WHAT IS REQUIRED: In the listing that follows, how many lines hold the string "Units"? Answer with the number only.

RECORD SET:

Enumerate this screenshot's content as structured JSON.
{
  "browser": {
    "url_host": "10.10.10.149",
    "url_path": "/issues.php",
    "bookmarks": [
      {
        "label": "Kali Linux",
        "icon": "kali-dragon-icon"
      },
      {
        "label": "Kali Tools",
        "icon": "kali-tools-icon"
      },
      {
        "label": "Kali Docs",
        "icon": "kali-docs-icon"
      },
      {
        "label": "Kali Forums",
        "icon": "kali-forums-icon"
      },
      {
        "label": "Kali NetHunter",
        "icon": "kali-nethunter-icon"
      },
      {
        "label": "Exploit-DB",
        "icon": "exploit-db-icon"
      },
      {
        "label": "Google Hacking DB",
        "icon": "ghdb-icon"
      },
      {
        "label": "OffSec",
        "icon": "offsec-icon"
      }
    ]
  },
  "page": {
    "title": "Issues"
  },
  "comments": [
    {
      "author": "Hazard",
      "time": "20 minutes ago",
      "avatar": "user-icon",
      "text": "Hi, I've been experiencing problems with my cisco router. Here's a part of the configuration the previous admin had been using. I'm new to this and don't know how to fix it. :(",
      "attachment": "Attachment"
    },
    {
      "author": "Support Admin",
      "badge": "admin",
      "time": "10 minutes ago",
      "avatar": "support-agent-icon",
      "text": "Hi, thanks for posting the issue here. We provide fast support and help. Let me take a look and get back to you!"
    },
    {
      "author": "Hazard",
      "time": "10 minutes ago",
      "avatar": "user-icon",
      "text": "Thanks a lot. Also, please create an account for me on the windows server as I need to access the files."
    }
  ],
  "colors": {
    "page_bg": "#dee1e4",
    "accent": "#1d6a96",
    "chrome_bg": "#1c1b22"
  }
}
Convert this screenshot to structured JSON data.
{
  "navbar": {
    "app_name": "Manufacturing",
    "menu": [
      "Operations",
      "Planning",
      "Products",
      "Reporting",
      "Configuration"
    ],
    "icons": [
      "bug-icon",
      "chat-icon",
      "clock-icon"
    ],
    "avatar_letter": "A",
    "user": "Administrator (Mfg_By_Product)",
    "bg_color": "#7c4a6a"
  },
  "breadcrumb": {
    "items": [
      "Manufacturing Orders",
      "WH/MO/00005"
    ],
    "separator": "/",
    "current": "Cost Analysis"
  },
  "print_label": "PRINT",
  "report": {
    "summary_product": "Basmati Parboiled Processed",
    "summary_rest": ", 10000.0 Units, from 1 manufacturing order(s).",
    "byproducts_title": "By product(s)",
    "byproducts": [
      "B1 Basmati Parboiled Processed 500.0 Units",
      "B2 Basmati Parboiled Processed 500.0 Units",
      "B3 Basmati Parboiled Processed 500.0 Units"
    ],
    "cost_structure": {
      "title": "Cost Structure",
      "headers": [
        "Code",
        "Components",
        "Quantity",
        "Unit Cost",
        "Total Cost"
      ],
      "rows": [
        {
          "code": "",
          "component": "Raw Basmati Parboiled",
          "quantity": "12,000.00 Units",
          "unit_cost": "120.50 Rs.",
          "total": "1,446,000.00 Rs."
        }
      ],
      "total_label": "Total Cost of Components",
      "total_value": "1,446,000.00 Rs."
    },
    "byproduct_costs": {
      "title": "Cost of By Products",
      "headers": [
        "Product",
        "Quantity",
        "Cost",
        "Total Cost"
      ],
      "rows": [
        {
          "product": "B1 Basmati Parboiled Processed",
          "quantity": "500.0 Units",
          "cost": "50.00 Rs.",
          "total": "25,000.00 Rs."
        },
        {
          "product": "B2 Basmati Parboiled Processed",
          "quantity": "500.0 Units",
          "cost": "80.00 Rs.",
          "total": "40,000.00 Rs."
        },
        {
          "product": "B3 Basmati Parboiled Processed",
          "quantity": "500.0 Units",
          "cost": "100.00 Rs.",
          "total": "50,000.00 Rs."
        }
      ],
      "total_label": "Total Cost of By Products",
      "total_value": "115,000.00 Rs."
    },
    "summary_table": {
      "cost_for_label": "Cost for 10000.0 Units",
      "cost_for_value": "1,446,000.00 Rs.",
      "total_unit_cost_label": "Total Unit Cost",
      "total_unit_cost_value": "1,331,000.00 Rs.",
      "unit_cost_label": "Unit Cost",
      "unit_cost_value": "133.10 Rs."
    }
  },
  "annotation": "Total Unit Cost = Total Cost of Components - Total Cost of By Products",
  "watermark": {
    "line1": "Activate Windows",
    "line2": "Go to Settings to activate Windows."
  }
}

TASK OUTPUT: 9